> GOAL OF THE EXERCISE
The result should be the listing below, restated exactly, with its pictures left out.

> MATERIAL TO PROCESS
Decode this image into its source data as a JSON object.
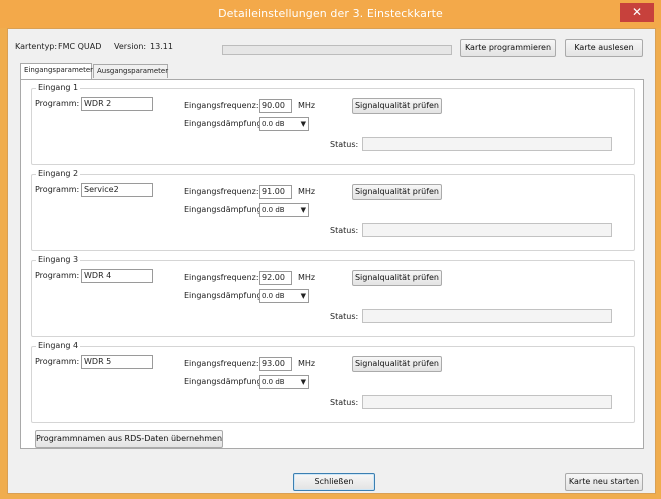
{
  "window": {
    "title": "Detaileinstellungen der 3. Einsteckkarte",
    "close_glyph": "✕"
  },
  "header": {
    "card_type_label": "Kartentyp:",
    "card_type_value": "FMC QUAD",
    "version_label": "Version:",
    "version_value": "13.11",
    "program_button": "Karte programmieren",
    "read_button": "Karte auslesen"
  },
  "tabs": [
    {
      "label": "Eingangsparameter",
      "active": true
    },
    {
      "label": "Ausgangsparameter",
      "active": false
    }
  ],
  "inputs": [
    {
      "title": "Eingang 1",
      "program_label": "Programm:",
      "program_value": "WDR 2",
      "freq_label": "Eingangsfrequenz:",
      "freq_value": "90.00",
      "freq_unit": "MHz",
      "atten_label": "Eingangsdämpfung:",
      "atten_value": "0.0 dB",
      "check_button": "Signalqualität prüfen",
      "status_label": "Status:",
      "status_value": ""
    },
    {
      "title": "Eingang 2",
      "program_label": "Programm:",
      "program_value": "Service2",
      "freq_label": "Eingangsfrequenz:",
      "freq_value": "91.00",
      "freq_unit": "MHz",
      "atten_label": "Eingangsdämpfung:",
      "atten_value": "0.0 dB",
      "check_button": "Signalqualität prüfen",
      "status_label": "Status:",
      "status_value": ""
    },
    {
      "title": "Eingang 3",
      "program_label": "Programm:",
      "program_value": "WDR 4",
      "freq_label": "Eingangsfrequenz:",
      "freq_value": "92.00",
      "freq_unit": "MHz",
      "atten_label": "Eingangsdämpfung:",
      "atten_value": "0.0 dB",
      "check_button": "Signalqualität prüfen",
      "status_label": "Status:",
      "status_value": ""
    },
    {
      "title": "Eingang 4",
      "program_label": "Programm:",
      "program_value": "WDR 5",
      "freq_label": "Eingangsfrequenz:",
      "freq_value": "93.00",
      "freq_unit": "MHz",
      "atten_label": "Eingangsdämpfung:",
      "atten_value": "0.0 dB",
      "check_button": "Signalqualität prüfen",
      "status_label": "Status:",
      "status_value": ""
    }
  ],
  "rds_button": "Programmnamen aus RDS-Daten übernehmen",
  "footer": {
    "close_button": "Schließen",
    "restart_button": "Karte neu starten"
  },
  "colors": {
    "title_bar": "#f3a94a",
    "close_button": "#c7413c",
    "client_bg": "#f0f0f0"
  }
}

> YOUR SOLUTION
Decode this image into its source data as a JSON object.
{
  "window": {
    "title": "Detaileinstellungen der 3. Einsteckkarte",
    "close_glyph": "✕"
  },
  "header": {
    "card_type_label": "Kartentyp:",
    "card_type_value": "FMC QUAD",
    "version_label": "Version:",
    "version_value": "13.11",
    "program_button": "Karte programmieren",
    "read_button": "Karte auslesen"
  },
  "tabs": [
    {
      "label": "Eingangsparameter",
      "active": true
    },
    {
      "label": "Ausgangsparameter",
      "active": false
    }
  ],
  "inputs": [
    {
      "title": "Eingang 1",
      "program_label": "Programm:",
      "program_value": "WDR 2",
      "freq_label": "Eingangsfrequenz:",
      "freq_value": "90.00",
      "freq_unit": "MHz",
      "atten_label": "Eingangsdämpfung:",
      "atten_value": "0.0 dB",
      "check_button": "Signalqualität prüfen",
      "status_label": "Status:",
      "status_value": ""
    },
    {
      "title": "Eingang 2",
      "program_label": "Programm:",
      "program_value": "Service2",
      "freq_label": "Eingangsfrequenz:",
      "freq_value": "91.00",
      "freq_unit": "MHz",
      "atten_label": "Eingangsdämpfung:",
      "atten_value": "0.0 dB",
      "check_button": "Signalqualität prüfen",
      "status_label": "Status:",
      "status_value": ""
    },
    {
      "title": "Eingang 3",
      "program_label": "Programm:",
      "program_value": "WDR 4",
      "freq_label": "Eingangsfrequenz:",
      "freq_value": "92.00",
      "freq_unit": "MHz",
      "atten_label": "Eingangsdämpfung:",
      "atten_value": "0.0 dB",
      "check_button": "Signalqualität prüfen",
      "status_label": "Status:",
      "status_value": ""
    },
    {
      "title": "Eingang 4",
      "program_label": "Programm:",
      "program_value": "WDR 5",
      "freq_label": "Eingangsfrequenz:",
      "freq_value": "93.00",
      "freq_unit": "MHz",
      "atten_label": "Eingangsdämpfung:",
      "atten_value": "0.0 dB",
      "check_button": "Signalqualität prüfen",
      "status_label": "Status:",
      "status_value": ""
    }
  ],
  "rds_button": "Programmnamen aus RDS-Daten übernehmen",
  "footer": {
    "close_button": "Schließen",
    "restart_button": "Karte neu starten"
  },
  "colors": {
    "title_bar": "#f3a94a",
    "close_button": "#c7413c",
    "client_bg": "#f0f0f0"
  }
}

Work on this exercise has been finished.